Aim of the exercise:
Lines below containing the word "section" should be copied out.

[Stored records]
Start of Block

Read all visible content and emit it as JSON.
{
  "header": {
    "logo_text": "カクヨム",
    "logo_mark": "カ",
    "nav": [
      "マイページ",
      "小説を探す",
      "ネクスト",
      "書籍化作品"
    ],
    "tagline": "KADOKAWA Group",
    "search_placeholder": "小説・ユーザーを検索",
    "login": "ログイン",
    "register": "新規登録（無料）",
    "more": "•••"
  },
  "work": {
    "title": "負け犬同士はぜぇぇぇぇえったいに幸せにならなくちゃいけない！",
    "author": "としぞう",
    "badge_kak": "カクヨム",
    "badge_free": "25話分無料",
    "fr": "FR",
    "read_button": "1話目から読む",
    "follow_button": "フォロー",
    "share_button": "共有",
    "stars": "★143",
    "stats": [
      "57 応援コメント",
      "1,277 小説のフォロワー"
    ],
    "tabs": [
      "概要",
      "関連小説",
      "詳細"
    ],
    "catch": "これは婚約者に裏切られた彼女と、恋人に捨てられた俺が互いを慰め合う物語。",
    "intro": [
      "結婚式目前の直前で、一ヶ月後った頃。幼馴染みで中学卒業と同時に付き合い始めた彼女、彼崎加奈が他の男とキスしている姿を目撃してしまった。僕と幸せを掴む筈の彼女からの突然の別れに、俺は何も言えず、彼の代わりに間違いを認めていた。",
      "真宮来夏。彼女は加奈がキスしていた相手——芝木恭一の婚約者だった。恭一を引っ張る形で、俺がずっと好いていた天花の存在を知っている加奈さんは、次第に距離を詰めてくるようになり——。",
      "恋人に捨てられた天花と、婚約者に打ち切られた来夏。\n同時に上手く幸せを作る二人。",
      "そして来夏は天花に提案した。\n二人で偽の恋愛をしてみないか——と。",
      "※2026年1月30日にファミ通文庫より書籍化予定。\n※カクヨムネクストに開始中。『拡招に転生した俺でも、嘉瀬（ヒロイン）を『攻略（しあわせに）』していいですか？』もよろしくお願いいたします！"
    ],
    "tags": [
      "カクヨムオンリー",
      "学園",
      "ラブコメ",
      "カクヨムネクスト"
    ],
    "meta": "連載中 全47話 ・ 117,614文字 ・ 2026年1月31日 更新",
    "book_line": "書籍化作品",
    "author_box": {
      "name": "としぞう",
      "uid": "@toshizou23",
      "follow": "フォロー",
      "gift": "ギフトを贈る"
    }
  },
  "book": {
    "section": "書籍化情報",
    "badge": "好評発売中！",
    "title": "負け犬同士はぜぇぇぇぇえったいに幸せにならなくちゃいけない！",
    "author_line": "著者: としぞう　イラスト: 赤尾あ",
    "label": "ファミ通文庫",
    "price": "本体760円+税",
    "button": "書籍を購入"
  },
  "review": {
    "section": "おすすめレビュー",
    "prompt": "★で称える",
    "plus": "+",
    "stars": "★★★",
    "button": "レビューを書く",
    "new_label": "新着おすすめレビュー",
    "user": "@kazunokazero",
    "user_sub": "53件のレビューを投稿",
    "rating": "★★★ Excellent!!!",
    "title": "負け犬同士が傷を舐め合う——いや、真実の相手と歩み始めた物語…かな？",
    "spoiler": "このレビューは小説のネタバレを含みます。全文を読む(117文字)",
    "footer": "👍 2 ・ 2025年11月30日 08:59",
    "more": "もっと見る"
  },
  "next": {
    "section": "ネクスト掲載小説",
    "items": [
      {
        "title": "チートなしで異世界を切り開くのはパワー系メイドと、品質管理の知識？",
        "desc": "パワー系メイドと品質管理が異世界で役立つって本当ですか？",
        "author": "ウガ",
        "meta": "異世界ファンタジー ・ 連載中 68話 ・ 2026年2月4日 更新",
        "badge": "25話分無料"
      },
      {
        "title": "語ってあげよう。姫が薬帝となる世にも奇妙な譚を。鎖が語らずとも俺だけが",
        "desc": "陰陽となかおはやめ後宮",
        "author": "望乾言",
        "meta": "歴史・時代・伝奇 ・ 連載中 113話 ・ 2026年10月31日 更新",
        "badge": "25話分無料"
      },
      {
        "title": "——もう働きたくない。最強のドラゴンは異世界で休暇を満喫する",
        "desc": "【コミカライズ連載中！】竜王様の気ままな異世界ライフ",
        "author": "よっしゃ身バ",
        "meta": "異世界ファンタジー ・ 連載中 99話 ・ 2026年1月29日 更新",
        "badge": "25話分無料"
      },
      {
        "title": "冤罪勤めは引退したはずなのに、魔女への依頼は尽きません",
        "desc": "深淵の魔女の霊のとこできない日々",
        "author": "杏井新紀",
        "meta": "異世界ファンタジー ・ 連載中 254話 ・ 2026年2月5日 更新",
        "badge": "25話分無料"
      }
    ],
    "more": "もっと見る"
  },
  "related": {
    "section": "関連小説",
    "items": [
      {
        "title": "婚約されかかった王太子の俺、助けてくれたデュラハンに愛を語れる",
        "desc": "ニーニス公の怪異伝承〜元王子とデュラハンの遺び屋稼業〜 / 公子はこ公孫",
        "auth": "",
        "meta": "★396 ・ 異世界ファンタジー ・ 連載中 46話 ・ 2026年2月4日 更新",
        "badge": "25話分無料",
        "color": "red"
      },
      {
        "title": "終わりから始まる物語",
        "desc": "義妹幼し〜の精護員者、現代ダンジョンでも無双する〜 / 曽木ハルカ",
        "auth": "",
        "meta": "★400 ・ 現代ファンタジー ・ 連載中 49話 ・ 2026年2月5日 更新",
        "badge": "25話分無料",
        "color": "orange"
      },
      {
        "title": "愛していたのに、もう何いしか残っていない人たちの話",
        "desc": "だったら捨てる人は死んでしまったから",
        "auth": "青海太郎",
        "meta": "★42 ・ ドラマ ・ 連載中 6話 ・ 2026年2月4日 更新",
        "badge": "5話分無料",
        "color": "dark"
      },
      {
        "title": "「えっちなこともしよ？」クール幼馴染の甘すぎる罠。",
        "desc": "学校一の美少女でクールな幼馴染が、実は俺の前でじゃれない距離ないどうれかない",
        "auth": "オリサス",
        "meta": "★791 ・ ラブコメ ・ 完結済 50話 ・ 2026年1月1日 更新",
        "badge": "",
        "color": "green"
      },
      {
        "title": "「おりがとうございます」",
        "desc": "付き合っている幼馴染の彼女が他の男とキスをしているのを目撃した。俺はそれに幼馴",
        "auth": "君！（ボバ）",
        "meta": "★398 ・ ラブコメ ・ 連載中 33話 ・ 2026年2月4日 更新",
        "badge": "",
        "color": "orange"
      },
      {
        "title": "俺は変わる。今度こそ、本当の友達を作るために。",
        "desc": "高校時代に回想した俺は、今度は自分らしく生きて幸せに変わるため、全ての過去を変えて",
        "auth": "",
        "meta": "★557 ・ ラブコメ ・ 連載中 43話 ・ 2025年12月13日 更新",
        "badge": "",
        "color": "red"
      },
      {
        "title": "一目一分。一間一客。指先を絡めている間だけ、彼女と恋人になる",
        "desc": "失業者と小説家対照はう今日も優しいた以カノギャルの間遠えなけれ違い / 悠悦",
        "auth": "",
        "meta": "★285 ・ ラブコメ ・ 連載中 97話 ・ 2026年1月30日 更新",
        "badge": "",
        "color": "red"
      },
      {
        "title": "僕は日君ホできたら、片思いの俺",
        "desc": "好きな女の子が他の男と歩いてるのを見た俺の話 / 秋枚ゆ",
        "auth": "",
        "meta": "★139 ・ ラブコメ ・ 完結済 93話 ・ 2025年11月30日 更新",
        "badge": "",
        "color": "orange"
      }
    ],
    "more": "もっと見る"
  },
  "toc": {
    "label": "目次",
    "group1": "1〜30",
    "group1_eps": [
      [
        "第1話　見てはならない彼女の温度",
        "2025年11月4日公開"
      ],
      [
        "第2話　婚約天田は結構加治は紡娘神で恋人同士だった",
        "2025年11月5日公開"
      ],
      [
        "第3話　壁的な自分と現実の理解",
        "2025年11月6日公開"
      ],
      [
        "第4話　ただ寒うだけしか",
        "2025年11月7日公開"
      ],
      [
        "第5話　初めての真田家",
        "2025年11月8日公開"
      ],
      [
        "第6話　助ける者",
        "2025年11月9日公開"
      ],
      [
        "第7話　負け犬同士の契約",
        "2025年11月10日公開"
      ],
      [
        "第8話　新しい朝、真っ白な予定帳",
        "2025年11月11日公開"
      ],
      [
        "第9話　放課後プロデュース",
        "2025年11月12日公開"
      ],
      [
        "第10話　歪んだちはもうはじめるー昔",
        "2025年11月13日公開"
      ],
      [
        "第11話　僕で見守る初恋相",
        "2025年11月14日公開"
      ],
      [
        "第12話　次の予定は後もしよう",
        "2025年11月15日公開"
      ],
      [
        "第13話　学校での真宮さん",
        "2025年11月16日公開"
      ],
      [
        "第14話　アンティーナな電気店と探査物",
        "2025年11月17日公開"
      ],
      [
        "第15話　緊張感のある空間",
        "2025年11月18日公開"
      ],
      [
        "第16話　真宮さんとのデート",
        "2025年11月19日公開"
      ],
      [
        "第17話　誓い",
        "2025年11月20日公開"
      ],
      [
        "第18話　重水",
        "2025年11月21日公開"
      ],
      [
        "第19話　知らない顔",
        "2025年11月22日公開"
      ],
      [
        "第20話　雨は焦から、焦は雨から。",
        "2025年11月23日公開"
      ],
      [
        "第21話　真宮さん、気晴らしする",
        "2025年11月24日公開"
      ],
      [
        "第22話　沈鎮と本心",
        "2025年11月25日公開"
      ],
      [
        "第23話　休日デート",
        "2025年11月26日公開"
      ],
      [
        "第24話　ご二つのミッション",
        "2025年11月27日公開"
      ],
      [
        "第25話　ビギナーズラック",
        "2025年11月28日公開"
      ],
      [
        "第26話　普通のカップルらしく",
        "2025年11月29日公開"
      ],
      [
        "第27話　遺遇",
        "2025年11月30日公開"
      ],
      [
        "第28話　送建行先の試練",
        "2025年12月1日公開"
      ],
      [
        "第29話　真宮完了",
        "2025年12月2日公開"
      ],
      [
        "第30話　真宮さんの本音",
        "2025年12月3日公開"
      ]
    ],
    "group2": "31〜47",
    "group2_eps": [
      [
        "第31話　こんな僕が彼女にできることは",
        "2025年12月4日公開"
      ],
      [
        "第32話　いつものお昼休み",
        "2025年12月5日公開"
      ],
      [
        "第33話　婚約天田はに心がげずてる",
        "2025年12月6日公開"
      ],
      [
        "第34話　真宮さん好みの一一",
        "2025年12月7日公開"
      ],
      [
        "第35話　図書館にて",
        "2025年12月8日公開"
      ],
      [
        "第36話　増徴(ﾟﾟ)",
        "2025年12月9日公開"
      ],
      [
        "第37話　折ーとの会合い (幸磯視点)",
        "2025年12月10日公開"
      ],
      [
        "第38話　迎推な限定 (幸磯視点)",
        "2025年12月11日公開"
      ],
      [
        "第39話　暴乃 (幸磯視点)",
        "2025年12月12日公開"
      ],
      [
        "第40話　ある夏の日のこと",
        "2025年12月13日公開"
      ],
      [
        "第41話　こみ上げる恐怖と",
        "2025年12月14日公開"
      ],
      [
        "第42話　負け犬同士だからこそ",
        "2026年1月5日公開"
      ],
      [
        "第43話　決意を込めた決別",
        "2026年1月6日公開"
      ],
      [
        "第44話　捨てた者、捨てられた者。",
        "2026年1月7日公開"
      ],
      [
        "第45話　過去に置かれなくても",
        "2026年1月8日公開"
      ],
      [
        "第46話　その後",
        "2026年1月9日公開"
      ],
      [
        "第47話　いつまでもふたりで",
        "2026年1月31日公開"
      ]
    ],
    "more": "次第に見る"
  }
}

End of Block

Exercise answer:
    "section": "書籍化情報",
    "section": "おすすめレビュー",
    "section": "ネクスト掲載小説",
    "section": "関連小説",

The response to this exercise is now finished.